The Planning Commission this week gave its blessing to a controversial proposal that would allow the city's Redevelopment Agency to condemn property to spur industrial and commercial growth in the south part of town.
A commission majority voted Monday to recommend that the City Council approve the plan, which it is scheduled to consider on Nov. 10. The council is scheduled to hold a hearing on the plan's environmental impact report on Monday.
The commission's action, the first step in the approval process, was a setback for a citizens group that has strongly opposed the proposal to employ the state's eminent domain law for redevelopment. Former Councilman William M. Molinari, chairman of South Montebello Area Residents Together, vowed to step up pressure when the proposal goes before the City Council.
"This is just an advisory vote," Molinari said. "We are prepared to present some very vigorous opposition."
Asked whether the group would sue the city if the proposal is passed, Molinari replied, "We're keeping all our options open."
Under the redevelopment proposal, single-family, owner-occupied homes would be exempt from the city's use of eminent domain--a process by which cities can seize property for the public good as long as the owner is paid a fair price.
Only a handful of people watched as the commission approved the proposal. At a public hearing two weeks ago, angry members of the group testified against the plan before more than 60 applauding supporters.
The commission voted 4 to 2, with one absention, to recommend that the council give the Redevelopment Agency the power of eminent domain in the 287-acre South Montebello Industrial Redevelopment Project area, located in an area south of Washington Boulevard. Commissioner Manuel Haro joined Schneider in opposing the use of eminent domain in the area.
It then voted 4 to 1, with two abstentions, in favor of being able to use eminent domain in the Montebello Economic Revitalization Project area. The district covers 332 acres that start south of Washington Boulevard and stretch north past the Whittier Boulevard commercial district. Haro said he abstained from voting because he has a business in that redevelopment zone. Commission Chairman Henry E. Lozano said he abstained from both votes because he was absent and missed testimony during the public hearing earlier this month.
"The future of Montebello will be improved by redevelopment," said Commissioner David M. Palos, who moved to approve condemnation powers for both areas. "The power of eminent domain will certainly speed up that change."
Commissioner George J. Schneider said he voted against using eminent domain in both cases because use of the powerful redevelopment tool could impose a hardship on area property owners.
"I have a hard time with the words eminent domain, " he said. "To me there are some unknowns."
The plan to give the Redevelopment Agency the power to condemn property has drawn strong support from city staff, and strong opposition from the citizens group, composed of residents and business owners in South Montebello.
City Administrator Joseph M. Goeden said the city's Redevelopment Agency needs eminent domain--but only as a last resort--to be able to assemble sizable parcels of land that can attract new industrial and commercial development.
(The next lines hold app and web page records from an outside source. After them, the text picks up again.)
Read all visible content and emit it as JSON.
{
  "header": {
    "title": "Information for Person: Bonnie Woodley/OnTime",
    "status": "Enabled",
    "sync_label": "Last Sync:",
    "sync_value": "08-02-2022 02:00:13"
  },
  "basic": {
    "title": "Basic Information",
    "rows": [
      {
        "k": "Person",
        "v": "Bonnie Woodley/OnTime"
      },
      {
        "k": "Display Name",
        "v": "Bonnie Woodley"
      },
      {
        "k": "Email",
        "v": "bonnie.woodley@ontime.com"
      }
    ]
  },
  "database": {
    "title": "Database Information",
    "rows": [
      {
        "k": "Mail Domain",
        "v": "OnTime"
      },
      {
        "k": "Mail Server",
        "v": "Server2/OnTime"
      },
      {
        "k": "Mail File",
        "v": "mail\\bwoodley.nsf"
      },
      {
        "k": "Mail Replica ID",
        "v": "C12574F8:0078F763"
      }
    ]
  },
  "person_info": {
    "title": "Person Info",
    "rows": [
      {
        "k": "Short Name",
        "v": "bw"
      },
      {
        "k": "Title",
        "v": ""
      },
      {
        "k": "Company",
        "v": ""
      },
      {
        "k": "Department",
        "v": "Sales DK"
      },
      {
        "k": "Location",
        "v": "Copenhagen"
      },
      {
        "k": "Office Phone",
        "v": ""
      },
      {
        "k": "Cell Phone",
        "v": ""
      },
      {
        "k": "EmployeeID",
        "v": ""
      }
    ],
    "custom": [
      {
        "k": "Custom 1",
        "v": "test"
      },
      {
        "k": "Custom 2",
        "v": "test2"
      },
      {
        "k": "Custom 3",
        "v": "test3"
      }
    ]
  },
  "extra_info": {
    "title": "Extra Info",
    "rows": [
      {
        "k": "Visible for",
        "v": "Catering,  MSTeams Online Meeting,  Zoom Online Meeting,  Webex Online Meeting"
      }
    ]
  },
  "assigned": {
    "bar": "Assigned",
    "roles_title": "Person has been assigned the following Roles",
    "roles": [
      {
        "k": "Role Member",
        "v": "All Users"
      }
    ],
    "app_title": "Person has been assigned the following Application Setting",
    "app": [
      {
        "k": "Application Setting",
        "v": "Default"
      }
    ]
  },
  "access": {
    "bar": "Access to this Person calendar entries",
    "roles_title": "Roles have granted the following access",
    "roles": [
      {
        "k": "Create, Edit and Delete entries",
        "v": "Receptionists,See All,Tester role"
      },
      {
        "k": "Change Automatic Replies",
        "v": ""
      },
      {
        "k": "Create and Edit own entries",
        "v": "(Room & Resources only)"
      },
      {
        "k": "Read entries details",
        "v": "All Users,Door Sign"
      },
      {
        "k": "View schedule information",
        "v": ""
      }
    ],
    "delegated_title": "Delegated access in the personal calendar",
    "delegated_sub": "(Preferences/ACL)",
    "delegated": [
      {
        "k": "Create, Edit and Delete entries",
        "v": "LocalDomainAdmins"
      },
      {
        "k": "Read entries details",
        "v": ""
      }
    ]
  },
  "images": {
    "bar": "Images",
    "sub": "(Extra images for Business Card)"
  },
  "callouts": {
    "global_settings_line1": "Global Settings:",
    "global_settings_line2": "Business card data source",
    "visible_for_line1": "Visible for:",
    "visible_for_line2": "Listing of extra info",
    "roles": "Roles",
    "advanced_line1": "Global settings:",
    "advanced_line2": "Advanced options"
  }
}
Goeden says the economic stability of the city depends on new development, and the jobs and tax revenue that would come with it.
The citizens group contends that the city has not yet proven that it can protect residents from the nuisance and health risk of increased traffic, noise and pollution, among other things, that could come with redevelopment.
Environmental impact reports prepared by a city consultant indicate the use of eminent domain would hasten development in the area, and indeed could bring additional traffic, emissions, and noise, and also put a strain on area water systems.
But the reports say improvements to the road and water system and compliance with the city's noise ordinance would reduce the impact to well within acceptable levels.
City officials say the environmental impact of each project will be assessed on a case-by-case basis and residents will be protected.
But members of the citizens group say they would like to see specific development plans and buffering measures before the redevelopment agency is given condemnation power.
"Regardless of any potential (financial benefit), we feel the potential adverse impact is greater," Molinari said.
Last week, members of the group and other community activists announced they will seek to recall four council members for their "callous disregard" for residents while considering the redevelopment proposal.